5. Mentor My Dream
My thoughts on this topic may upset some people, and that is ok. This narrative is simply a way to share some ideas about the recruiting process and what it entails. But what may often be overlooked by the high-school athlete is whether the current coach and coaching staff is able to mentor their dream.
This may be the simplest idea to think about. When on a recruiting trip, do I (the athlete) believe the person(s) sitting across from me will be able to mentor my dream of; throwing farther, winning a national championship, qualifying for nationals, qualifying for the Olympic Trials, qualifying for the conference meet, etc. The questions may seem obvious to some, but not as obvious to me. From my perspective, I’d want to know other things besides will you help me throw farther. And not throw farther by 5’ in the hammer. Depending on your outlook that I’ll try to explain below, 5’ in the hammer could be a lot or not far at all.
I don’t know for sure, but I’m sure the top ranked high-school throwers in the country have their pick of which college they want to attend. If that is the case, and they have a list of five colleges that check off all the boxes before this one, this specific thrower has one last decision to make.

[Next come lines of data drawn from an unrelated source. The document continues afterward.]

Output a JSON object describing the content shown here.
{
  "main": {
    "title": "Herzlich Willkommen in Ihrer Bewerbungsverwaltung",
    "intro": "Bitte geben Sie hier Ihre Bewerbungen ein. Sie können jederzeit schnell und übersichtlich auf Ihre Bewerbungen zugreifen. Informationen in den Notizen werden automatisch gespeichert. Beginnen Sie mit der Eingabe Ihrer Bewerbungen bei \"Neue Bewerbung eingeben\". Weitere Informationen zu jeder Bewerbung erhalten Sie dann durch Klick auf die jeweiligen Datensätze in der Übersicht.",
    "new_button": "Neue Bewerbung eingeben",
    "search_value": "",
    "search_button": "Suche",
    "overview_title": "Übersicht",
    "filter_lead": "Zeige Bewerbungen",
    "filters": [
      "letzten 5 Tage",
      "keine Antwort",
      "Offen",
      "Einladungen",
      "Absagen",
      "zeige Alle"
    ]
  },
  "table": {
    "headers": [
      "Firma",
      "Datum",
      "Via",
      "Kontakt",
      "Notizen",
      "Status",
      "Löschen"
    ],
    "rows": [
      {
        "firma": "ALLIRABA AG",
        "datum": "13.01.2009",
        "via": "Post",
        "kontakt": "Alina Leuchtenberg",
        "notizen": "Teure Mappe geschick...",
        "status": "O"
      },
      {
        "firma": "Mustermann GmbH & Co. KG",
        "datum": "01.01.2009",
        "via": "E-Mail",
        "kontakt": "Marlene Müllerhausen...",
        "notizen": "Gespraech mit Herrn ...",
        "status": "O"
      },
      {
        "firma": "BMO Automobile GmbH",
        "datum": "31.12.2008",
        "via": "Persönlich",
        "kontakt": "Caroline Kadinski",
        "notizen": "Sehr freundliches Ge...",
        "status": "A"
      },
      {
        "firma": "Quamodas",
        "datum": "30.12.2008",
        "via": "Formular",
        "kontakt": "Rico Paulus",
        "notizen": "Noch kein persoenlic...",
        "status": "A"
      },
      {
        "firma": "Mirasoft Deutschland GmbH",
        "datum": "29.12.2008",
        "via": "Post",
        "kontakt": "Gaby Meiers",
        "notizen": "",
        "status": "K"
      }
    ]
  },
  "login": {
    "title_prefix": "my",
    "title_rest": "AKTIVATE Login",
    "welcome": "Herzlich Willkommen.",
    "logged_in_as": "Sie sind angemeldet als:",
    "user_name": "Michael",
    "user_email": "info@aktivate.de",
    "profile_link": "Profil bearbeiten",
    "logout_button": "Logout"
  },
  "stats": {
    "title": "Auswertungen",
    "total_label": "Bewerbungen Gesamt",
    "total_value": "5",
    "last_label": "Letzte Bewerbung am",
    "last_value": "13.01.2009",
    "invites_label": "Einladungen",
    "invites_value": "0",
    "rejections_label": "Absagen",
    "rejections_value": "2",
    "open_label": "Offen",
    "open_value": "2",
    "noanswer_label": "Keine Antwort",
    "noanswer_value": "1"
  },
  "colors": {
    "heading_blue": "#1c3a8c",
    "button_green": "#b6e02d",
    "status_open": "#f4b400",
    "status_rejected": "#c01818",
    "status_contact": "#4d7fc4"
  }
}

Some other topics that may come into play are previous athlete successes, longevity of stay at this particular college, and the number of other throwers on the current team. I hate to mention previous athlete successes, but it is worth mentioning because if I am a 200’ male high-school discus thrower, and my goal is to throw over 200’ in college, I would want to know how many other collegiate throwers my potential coach has worked with in their career that they got to throw over that distance. I understand the list is relatively short, but if the coach you are sitting across from has authored that list on a few occasions, you may be in the right place.
The same could be said with the hammer throw. If I’m a 58m female hammer thrower with a goal of throwing over 68m in college, I’d like to know how many 65m throwers my potential coach has worked with. It’s not that you as the athlete can’t be the first for the coach, but at the Division I level it may be trickier than the Division III level. I’d like to know where other athletes entered college distance wise, and how much farther did they throw after four or five years. It may be more difficult to gauge for a male thrower, but the implements remain the same weight for female throwers.
Another example we can look at is Luis Rivera. In 2016, as a senior, Luis became the first collegiate thrower I’ve coached to throw over 20m in the Weight Throw. He may not be the last, but I have yet to be asked how many athletes I’ve coached over certain distances in any throwing event by a recruit. Not to say it doesn’t ever happen at the Division III level, but the dream of some potential Division III throwers is to simply be on the team, have fun, and graduate on-time. If that is your dream, throwing at the Division I or II level may not be for you.
If you are still reading, thank you. What do you think I missed? Are there other important topics and ideas to think about when entrenched in the collegiate recruiting process? Again, I write specific to throwing because that is what I know best. From what I understand, the recruiting process for other sports looks quite different. There may be some areas that overlap, but if you are the top ranked high-school quarterback in the country, you may be thinking about other factors besides the one’s I listed above. Then again, maybe not.
As always, thanks for reading ~ Charles
Charles Infurna, Ed.D., is the owner and lead coach of Forza Athletics Track Club. Dr. Infurna has coached National Record Holders, National Champions, All-Americans, and Conference Champions at the Post-Collegiate, Collegiate, and High School level.